Would you copy each line of the data below that has "this"?

Page and application data records:
::::::::

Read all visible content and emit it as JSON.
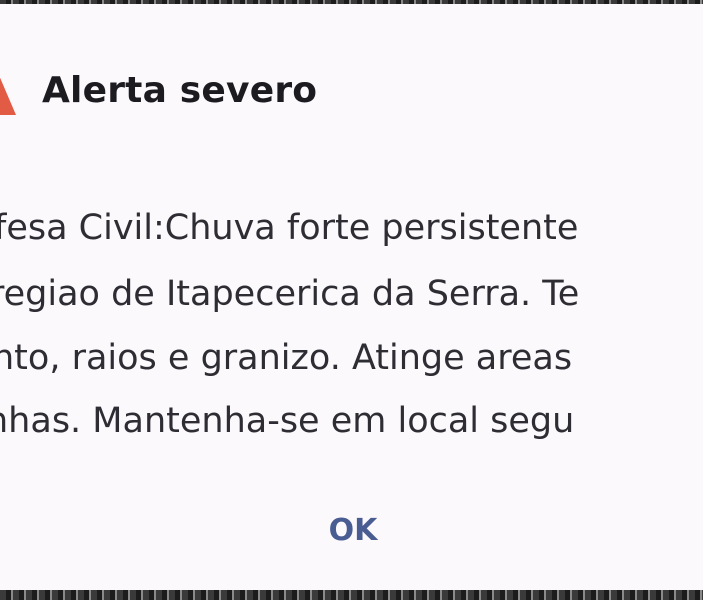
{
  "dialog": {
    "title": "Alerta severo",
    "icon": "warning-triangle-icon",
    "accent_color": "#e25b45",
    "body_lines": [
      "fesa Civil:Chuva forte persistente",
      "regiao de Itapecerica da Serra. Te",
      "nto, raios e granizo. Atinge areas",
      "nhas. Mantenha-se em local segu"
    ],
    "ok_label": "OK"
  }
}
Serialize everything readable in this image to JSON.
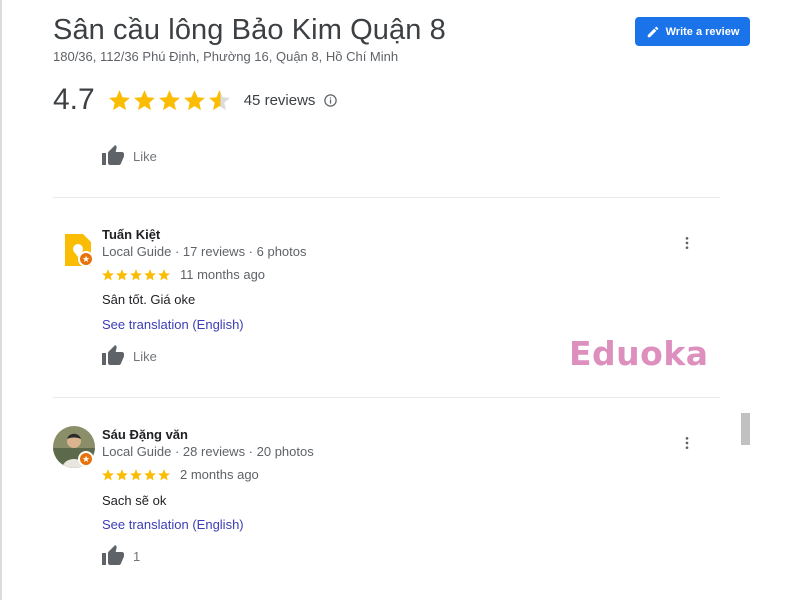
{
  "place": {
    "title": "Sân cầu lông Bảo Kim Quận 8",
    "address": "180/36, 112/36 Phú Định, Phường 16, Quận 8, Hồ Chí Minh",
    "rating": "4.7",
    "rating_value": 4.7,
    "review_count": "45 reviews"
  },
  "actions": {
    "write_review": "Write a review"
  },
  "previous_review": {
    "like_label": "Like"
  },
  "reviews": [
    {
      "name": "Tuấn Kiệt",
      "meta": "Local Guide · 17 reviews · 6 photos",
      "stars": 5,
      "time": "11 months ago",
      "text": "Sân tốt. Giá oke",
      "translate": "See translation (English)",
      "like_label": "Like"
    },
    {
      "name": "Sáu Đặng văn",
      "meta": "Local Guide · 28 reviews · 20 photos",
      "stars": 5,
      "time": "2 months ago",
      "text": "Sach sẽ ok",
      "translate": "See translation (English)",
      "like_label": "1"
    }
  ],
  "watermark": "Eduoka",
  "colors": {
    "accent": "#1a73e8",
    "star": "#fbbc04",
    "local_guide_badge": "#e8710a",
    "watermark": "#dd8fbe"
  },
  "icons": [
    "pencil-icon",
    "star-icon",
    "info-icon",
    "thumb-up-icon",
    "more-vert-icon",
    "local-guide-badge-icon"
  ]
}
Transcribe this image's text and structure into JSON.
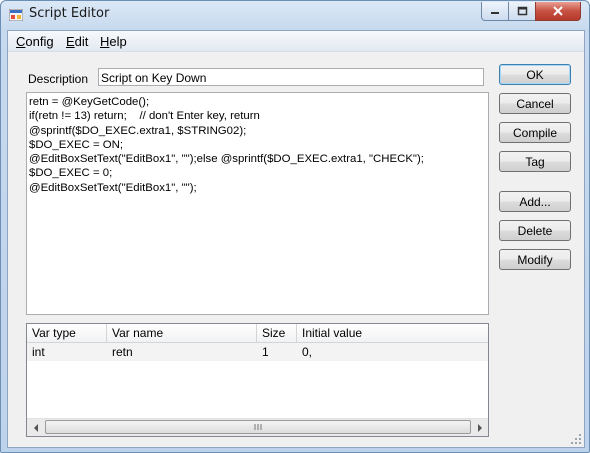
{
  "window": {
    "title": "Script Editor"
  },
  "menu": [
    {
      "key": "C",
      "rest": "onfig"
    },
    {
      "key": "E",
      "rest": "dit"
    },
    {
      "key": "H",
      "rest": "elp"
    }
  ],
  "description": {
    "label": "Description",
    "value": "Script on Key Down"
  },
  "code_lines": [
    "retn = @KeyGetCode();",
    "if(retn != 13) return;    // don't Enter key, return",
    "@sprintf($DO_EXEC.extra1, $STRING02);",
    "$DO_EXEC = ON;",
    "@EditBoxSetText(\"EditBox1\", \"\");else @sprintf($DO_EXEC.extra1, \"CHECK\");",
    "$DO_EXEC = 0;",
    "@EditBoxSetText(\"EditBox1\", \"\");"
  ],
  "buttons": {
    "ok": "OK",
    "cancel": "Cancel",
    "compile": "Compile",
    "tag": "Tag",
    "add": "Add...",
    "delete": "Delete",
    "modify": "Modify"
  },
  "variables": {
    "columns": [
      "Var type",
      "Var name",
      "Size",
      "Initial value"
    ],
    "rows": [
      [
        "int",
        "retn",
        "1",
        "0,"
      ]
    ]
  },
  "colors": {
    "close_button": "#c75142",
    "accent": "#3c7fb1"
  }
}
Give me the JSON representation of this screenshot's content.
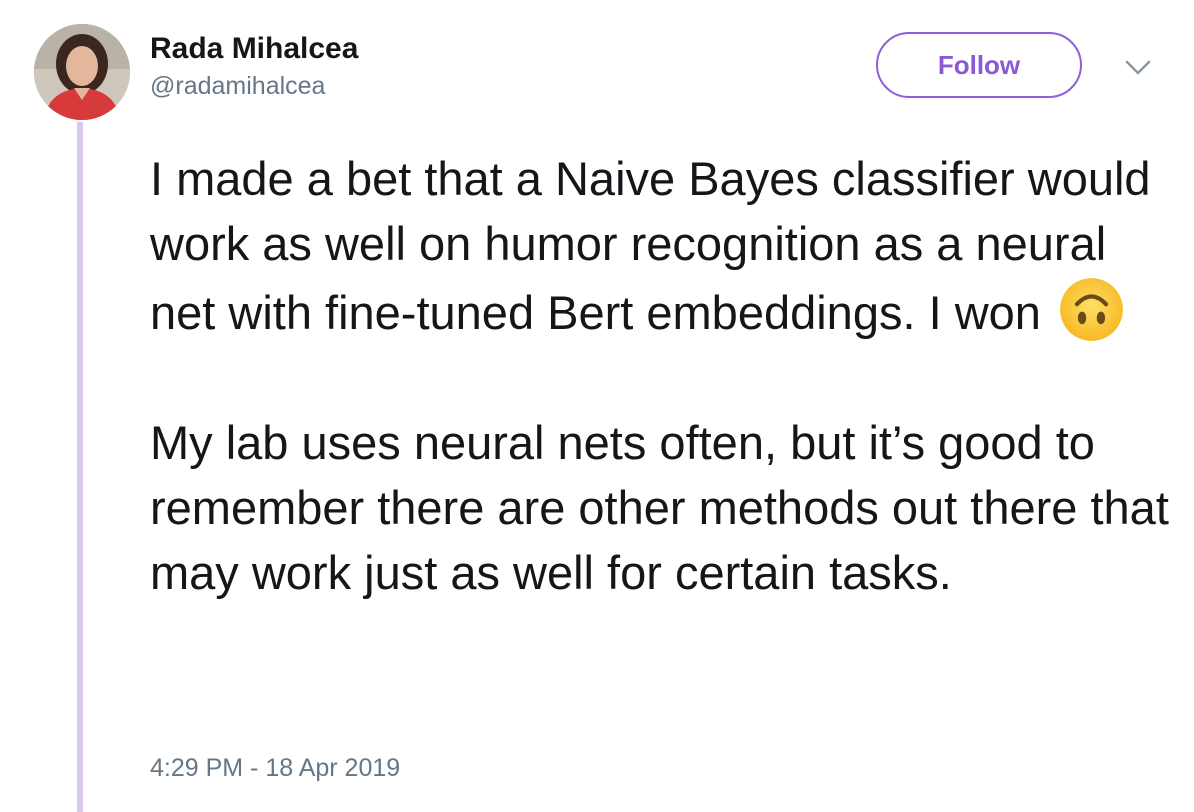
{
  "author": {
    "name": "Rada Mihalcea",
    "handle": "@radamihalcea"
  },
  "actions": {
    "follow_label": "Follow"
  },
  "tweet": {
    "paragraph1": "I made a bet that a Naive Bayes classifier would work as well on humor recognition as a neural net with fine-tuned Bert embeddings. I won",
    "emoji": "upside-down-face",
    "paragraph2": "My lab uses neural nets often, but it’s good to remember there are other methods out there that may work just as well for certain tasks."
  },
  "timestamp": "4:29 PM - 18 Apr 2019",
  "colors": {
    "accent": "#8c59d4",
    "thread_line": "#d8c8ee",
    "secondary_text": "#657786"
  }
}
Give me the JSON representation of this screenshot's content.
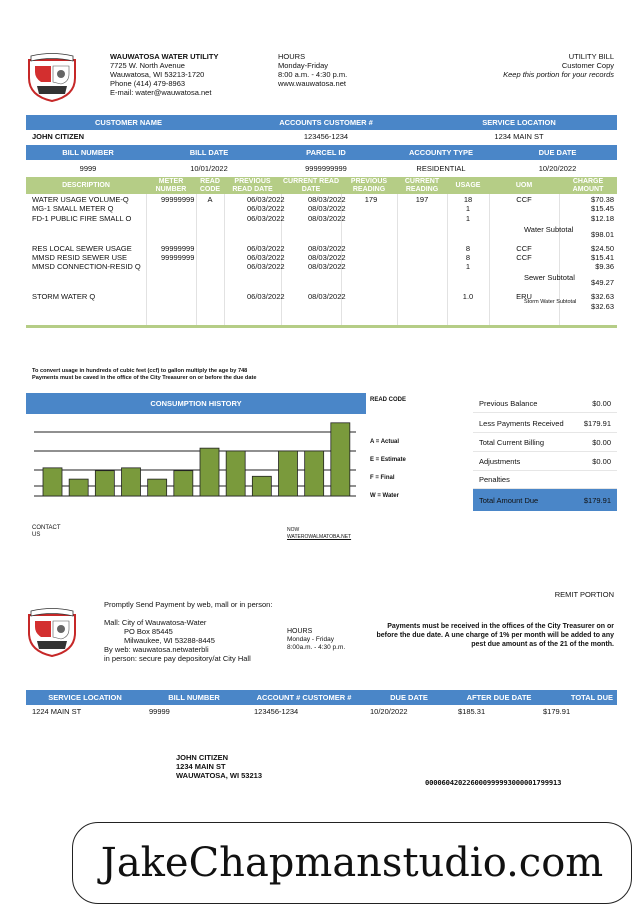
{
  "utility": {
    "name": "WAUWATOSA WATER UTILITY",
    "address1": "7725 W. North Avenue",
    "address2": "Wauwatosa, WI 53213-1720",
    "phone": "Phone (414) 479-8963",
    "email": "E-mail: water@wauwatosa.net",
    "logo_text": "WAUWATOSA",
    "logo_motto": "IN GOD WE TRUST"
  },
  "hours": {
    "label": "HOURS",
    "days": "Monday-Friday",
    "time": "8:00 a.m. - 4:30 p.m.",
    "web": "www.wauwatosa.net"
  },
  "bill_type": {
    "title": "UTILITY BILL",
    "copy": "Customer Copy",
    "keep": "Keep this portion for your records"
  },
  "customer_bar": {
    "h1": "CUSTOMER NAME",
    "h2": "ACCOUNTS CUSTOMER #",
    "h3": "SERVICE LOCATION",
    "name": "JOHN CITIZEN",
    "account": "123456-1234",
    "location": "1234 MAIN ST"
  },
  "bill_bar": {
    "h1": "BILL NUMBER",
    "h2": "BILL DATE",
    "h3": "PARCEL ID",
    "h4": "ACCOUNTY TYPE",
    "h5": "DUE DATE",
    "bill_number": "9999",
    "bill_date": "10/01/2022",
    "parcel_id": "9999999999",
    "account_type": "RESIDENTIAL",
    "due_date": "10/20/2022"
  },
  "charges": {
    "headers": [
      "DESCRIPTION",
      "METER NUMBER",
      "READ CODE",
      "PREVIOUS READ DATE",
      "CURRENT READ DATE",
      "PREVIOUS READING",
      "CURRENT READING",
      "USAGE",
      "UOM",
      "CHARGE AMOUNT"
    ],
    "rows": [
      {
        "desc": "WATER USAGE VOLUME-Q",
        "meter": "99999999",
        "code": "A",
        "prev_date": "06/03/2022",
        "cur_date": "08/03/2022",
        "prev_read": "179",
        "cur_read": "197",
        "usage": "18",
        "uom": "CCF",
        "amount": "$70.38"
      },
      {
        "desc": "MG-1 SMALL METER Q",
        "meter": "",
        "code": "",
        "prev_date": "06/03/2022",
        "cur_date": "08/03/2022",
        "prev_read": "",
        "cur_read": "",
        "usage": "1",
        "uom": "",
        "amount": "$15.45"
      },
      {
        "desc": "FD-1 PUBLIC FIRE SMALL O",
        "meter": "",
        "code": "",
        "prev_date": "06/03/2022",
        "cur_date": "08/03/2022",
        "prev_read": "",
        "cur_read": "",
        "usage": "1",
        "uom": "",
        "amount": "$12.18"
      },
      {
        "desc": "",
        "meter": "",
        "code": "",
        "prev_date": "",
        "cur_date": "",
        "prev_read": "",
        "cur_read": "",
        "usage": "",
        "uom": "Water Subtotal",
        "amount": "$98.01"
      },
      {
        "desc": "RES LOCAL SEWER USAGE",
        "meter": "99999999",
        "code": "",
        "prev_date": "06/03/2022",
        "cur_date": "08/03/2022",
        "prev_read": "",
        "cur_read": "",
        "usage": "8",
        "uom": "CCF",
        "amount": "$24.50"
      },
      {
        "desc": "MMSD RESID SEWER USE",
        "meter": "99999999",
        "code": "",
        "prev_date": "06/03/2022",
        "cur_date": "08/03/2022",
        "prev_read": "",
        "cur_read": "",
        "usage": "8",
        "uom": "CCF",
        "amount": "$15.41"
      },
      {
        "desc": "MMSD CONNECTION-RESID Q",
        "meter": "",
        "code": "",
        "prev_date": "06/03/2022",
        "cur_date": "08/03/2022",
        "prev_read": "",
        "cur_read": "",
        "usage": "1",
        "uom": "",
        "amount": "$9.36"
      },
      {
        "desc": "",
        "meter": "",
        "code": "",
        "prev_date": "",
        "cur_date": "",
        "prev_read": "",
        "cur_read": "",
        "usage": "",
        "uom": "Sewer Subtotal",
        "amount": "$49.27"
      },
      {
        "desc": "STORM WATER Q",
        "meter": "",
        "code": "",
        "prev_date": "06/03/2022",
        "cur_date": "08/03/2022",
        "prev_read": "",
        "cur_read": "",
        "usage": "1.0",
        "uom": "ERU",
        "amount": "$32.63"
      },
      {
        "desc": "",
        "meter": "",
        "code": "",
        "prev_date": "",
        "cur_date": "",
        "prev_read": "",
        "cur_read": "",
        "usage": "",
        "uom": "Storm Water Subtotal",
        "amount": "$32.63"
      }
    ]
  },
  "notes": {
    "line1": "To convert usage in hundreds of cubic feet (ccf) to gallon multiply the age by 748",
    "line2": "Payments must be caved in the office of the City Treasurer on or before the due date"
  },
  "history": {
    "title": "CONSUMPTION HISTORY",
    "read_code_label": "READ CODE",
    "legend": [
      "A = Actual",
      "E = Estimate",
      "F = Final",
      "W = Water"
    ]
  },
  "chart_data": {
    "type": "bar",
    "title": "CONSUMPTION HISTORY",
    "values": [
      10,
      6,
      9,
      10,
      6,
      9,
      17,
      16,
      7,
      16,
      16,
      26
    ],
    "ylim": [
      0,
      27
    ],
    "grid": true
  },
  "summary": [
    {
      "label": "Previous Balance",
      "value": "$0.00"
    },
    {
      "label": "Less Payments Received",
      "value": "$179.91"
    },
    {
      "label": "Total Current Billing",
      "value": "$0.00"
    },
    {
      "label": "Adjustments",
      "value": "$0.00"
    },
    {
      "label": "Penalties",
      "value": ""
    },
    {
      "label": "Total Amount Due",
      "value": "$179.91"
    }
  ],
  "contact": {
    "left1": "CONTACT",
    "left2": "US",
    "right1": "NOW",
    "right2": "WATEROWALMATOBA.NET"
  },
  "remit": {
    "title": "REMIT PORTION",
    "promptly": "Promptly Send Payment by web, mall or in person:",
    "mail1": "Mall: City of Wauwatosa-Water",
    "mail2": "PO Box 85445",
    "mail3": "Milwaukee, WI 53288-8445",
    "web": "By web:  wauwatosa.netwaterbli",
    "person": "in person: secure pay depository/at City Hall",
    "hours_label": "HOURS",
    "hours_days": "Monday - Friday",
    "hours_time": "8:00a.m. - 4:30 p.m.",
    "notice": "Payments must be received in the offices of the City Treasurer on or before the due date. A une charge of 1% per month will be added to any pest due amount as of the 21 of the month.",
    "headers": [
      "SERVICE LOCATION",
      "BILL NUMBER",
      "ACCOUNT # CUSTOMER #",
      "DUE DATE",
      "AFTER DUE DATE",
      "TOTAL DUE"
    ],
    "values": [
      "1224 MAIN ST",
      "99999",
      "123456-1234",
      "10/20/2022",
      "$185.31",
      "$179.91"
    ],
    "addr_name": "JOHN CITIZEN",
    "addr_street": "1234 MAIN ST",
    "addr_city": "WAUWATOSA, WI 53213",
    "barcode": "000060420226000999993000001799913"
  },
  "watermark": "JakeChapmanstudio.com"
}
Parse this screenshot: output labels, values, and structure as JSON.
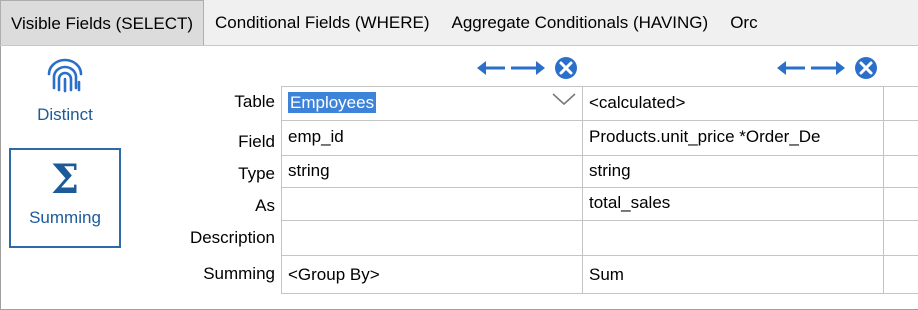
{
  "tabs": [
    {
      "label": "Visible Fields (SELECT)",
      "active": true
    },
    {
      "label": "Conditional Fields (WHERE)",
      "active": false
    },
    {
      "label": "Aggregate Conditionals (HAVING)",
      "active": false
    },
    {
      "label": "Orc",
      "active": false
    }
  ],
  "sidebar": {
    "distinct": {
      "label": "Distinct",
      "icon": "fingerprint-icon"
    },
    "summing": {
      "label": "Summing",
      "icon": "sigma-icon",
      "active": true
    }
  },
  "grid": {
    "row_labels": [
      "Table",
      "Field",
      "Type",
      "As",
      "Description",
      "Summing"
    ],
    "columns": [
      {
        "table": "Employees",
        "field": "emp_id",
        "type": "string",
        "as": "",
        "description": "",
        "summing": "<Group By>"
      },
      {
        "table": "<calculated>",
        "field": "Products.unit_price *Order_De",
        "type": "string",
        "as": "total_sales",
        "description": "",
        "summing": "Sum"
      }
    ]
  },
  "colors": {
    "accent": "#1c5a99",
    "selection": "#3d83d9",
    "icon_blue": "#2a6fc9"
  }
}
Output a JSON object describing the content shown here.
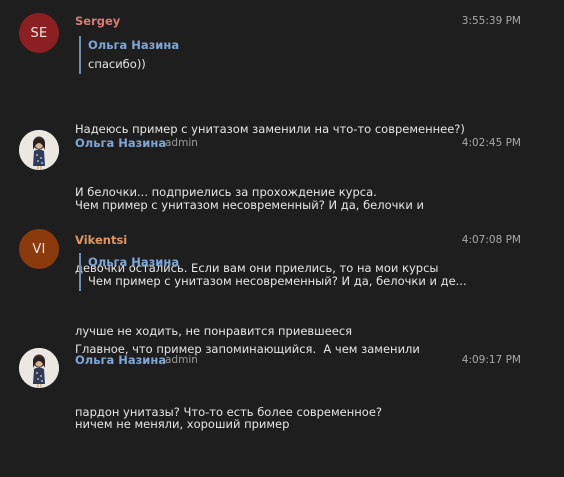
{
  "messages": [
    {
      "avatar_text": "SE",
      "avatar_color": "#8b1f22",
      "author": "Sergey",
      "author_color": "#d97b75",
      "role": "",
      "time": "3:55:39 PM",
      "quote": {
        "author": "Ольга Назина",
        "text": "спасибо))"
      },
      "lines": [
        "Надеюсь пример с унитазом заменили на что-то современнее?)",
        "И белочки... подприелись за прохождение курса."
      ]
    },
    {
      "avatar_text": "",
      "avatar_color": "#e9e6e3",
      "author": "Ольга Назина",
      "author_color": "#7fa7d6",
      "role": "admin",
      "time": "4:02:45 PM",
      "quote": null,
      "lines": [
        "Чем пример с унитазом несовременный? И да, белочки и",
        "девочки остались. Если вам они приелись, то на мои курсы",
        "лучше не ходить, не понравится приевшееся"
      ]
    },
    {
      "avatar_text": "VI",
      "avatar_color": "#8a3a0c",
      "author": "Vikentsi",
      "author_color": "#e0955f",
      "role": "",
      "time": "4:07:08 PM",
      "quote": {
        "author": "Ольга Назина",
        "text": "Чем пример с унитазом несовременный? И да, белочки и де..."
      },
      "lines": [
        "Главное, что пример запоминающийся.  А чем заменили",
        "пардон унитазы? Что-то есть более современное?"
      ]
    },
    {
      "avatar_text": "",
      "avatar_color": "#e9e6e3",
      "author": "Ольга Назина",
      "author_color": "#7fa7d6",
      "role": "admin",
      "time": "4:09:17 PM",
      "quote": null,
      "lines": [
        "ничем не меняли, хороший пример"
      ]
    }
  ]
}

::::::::

> **Written response**
Serialize everything readable in this image to JSON.
Transcribe this image's text and structure into JSON.
Give me the JSON representation of this screenshot's content.
Give me the JSON representation of this screenshot's content.
    "keep": "Keep this portion for your records"
Parse this screenshot: output labels, values, and structure as JSON.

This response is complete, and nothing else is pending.